Trophy hunting, involving the selective killing of wild animals for ‘sport’ is controversial. Some argue that hunting brings conservation funding into a country through hunting permits. However, not only are the steepest declines in lion populations seen in countries with the highest hunting intensity but it has now been shown that the funds reaching the local community are miniscule.
Recently Born Free USA, along with Humane Society International (HSI), The Humane Society of the United States (HSUS) and the International Fund for Animal Welfare (IFAW), commissioned Economists at Large to investigate the facts. The study, published in June 2013, shows that the trophy hunting industry makes a minimal contribution to national incomes (see below)
This information reinforces Born Free’s call for wildlife viewing photographic safaris and other non-consumptive use to be the focus for tourist activities, activities that make a greater contribution to conservation and the African economy without killing lions.
The continental lion population has fallen from an estimate of over 75,000 in 1980 (IUCN) to around 32,000 in 2012 (Duke University), and we fear that the numbers could be as low as 25,000, distributed over only 22% of their historic range. This clearly shows that African lions require increased international protection from all threats, including over-utilization for commercial or ‘recreational’ purposes (trophy hunting). Between 1999 and 2008 off-take for recreational purposes was unsustainable by any standard in at least sixteen of the twenty range States trading in ‘wild-source’ lion parts.

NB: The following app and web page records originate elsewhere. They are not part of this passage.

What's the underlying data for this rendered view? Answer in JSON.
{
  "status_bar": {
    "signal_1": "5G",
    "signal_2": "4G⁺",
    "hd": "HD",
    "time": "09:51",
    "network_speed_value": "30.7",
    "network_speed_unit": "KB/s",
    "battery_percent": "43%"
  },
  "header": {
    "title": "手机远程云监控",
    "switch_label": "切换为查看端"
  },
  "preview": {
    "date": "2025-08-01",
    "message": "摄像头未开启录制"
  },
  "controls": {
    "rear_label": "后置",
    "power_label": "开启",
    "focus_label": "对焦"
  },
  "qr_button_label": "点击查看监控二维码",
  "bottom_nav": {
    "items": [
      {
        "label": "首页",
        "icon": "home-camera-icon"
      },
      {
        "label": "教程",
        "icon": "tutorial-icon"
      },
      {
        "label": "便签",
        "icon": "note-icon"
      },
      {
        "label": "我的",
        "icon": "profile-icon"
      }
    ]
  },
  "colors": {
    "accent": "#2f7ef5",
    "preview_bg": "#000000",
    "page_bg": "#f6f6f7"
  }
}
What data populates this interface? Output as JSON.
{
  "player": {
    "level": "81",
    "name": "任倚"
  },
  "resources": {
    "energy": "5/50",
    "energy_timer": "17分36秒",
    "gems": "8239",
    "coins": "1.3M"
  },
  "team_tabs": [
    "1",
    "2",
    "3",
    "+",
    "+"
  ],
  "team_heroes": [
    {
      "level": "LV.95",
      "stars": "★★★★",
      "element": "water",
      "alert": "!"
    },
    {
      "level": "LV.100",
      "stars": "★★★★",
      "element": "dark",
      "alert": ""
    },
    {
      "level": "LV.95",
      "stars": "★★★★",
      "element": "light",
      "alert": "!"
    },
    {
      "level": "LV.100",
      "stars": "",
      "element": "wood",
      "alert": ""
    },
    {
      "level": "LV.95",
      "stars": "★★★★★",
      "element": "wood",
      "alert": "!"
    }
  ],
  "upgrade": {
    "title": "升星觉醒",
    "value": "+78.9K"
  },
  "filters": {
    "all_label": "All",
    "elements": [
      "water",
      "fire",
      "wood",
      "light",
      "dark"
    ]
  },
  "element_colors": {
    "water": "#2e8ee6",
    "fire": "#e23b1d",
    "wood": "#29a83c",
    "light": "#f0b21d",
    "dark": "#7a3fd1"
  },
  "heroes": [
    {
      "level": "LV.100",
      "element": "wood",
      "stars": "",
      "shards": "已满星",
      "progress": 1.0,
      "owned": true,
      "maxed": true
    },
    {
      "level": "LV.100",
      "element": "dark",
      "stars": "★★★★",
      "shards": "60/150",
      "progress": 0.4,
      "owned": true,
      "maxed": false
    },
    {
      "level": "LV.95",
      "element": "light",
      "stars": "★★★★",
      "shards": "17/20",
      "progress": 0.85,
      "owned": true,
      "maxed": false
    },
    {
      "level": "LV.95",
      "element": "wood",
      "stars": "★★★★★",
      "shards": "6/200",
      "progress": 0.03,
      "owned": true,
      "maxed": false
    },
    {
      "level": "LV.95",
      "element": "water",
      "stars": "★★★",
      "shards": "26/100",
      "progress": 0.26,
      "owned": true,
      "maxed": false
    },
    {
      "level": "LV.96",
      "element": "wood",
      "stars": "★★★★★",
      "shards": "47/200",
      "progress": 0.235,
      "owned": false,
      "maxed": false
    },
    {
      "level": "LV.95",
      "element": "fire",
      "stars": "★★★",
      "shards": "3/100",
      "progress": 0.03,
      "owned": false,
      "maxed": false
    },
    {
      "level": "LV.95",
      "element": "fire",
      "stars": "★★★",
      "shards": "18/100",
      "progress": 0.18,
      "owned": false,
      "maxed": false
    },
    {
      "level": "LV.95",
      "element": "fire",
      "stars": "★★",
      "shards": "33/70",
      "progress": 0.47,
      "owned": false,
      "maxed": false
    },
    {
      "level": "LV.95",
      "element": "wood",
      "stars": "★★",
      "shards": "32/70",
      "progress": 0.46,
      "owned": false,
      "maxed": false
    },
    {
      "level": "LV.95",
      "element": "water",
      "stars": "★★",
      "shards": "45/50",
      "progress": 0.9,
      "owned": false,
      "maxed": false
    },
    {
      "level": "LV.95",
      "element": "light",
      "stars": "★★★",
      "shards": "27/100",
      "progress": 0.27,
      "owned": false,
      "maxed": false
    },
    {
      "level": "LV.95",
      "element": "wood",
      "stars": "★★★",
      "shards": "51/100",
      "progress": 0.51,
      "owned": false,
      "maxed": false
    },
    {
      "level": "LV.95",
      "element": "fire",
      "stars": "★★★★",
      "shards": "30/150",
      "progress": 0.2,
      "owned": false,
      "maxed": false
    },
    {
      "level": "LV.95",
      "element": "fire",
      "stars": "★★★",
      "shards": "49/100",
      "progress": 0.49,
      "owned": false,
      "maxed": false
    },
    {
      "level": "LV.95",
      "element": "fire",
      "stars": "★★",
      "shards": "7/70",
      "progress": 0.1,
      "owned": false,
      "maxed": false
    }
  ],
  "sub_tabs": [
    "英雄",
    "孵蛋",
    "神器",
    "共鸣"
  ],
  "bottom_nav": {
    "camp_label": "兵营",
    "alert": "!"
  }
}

Previously, the Born Free Foundation and Born Free USA, together with representatives of IFAW, HSUS, HSI and Defenders of Wildlife, submitted a Petition to the United States Secretary to the Interior calling on him to designate the African lion as endangered under the Endangered Species Act (ESA). As of November 2012 the U.S. Fish and Wildlife Service is deciding whether the species warrants such protection. A successful listing is a step towards greater protection for African lions as it would make it extremely hard for lion hunting trophies to be legally imported into the US.
How you can help:
Please write to your local MP and the Secretary of State for Defra (details below) asking them to take a lead in calling for the European Union to take urgent action to introduce an EU wide lion hunting trophy import ban from both canned hunting and wild sources. With lion populations in such rapid decline we must act now to save this magnificent species:
Rt. Hon. Owen Paterson MP
Secretary of State for Defra
House of Commons